YOUR TASK —
Narrow the data below down to the lines containing "icon".

........

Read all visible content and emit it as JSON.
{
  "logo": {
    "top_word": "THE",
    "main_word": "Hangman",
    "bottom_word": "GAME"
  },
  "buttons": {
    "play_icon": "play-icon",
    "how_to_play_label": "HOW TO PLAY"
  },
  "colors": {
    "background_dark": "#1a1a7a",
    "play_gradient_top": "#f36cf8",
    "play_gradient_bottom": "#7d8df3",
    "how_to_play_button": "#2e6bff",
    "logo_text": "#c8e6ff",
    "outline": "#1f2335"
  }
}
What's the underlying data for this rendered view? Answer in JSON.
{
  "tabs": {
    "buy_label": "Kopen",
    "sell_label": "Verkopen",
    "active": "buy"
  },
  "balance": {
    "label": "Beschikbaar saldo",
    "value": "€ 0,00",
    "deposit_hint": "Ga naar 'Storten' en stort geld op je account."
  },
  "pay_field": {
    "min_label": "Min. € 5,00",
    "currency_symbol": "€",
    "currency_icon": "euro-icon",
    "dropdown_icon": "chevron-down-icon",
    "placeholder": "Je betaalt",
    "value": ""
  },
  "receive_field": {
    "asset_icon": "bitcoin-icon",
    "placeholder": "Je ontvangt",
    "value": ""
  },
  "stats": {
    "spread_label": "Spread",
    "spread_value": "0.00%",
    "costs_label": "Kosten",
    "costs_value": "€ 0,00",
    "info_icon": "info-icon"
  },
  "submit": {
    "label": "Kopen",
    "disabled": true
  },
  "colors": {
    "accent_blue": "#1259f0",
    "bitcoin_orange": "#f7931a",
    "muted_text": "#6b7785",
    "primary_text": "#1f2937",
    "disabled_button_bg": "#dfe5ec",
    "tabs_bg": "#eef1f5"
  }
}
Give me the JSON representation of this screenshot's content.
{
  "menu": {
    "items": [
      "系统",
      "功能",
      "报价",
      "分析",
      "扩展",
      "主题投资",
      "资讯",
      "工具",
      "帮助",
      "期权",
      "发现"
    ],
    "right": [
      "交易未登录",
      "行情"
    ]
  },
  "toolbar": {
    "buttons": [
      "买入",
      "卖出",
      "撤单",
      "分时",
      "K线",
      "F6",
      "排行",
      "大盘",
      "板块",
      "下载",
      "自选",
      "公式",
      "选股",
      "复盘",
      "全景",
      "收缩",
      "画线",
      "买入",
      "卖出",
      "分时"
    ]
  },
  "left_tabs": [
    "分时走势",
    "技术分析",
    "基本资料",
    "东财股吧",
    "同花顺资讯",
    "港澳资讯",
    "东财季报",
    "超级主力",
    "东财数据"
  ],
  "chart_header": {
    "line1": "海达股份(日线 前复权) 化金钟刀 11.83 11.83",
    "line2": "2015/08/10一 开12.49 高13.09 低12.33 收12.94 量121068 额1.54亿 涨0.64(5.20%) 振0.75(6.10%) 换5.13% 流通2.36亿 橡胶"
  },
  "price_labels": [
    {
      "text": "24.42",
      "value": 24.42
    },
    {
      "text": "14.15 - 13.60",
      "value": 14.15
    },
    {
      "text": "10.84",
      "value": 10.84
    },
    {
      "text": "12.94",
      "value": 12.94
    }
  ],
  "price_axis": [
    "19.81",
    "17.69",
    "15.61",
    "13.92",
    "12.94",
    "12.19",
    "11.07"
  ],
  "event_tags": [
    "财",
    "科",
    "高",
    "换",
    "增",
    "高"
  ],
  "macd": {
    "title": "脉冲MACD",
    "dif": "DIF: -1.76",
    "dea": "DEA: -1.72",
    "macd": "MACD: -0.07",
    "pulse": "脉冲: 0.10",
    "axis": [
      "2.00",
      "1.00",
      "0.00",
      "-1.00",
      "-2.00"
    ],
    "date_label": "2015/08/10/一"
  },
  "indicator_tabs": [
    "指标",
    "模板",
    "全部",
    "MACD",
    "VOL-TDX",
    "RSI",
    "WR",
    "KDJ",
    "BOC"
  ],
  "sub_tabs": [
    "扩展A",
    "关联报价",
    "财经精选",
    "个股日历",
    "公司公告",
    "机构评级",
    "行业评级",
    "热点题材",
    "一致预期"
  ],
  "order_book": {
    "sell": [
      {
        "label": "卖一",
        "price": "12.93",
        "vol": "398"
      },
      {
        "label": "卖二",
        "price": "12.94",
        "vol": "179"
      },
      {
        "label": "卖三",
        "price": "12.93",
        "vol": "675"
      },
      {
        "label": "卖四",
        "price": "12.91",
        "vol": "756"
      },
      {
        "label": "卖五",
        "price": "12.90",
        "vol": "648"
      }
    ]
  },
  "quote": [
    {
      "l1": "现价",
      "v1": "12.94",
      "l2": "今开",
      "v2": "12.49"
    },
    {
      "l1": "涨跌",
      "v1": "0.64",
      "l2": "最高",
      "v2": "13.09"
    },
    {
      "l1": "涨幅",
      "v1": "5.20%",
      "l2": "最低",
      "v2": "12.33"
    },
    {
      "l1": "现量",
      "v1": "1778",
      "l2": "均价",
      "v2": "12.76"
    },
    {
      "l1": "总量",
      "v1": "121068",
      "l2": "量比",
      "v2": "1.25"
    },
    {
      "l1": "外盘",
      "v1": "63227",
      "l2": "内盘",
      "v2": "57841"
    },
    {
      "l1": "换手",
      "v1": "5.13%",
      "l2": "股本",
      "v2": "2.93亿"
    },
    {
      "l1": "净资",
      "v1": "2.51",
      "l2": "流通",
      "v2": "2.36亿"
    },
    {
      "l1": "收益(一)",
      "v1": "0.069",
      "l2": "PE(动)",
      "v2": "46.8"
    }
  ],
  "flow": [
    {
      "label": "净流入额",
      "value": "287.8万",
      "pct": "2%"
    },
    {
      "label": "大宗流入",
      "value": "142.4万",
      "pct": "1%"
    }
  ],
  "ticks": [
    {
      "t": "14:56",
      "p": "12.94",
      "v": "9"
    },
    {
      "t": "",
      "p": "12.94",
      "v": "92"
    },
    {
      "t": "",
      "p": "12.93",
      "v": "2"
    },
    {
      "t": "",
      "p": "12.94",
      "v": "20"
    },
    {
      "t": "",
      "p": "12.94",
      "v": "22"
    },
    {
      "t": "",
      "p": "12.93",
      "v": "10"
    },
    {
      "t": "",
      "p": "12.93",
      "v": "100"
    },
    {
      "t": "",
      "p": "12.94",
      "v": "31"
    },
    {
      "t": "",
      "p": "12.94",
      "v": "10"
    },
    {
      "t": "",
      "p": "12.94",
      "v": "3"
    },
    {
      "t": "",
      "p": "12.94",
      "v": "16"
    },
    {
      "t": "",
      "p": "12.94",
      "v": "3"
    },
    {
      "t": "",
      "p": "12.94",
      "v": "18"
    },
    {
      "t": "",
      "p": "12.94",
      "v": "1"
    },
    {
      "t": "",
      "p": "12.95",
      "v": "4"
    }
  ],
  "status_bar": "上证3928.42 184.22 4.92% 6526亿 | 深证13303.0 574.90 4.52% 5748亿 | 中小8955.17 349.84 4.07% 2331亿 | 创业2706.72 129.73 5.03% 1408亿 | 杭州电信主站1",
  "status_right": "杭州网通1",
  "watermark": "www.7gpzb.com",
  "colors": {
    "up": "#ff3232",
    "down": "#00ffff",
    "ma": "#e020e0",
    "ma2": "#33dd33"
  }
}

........

EXPECTED ANSWER —
    "play_icon": "play-icon",
    "currency_icon": "euro-icon",
    "dropdown_icon": "chevron-down-icon",
    "asset_icon": "bitcoin-icon",
    "info_icon": "info-icon"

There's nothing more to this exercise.